Your assignment
The string "JSON" may appear in lines of the entries below. Report how many lines hold it, with only the number.

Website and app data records
####
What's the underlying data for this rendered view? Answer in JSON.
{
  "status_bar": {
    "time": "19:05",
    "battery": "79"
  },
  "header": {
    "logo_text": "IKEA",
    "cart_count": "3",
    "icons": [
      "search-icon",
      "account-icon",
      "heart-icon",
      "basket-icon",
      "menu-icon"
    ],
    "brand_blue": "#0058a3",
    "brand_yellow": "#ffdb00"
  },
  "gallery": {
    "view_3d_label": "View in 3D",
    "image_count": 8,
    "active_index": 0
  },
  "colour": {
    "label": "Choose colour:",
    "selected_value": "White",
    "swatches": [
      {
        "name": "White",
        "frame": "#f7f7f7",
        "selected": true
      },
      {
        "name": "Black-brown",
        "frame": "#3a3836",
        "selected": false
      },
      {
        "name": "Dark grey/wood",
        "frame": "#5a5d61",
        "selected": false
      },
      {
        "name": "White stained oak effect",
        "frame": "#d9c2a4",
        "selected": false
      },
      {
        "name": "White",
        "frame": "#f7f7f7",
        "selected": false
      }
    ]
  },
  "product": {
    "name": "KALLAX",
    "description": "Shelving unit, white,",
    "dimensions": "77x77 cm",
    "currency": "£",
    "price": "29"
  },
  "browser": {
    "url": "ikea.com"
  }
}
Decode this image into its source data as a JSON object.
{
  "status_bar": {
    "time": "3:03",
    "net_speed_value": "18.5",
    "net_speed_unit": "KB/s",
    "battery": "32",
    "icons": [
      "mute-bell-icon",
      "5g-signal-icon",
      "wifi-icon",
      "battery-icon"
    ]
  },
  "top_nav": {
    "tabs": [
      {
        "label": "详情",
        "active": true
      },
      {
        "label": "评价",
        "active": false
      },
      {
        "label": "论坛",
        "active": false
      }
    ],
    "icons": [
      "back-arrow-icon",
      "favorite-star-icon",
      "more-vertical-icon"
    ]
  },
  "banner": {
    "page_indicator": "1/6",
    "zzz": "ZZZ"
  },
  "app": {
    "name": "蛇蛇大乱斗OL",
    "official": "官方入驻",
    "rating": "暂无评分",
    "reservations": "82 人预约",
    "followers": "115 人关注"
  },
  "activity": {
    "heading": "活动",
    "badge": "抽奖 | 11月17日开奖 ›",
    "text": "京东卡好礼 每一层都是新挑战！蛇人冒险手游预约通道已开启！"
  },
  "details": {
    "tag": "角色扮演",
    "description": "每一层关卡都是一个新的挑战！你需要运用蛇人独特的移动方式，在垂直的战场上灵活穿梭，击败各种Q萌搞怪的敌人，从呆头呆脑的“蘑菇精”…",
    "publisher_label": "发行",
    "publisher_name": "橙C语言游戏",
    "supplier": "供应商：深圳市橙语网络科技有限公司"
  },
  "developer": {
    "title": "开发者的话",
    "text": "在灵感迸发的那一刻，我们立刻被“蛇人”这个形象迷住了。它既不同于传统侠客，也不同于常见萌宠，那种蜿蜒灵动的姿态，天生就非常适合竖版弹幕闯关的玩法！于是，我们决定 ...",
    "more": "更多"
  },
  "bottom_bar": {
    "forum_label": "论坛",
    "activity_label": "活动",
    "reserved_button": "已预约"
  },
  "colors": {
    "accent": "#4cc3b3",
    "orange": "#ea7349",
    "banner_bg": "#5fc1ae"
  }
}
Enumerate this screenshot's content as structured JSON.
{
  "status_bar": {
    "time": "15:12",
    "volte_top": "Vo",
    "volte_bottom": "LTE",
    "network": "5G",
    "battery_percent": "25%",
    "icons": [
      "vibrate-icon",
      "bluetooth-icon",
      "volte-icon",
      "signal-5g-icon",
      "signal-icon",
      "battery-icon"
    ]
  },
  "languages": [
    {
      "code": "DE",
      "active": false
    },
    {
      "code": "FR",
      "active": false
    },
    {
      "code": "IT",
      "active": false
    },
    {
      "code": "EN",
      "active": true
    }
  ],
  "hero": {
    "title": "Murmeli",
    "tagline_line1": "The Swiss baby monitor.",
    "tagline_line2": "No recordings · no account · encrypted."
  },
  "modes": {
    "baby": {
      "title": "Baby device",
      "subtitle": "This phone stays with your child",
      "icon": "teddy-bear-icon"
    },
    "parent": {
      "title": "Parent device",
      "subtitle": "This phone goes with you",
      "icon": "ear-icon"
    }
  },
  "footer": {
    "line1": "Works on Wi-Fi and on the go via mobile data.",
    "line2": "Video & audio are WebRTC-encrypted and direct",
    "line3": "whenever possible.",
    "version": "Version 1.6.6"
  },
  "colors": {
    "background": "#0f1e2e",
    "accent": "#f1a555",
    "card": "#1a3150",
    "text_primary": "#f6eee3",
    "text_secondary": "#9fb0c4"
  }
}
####
Output below
3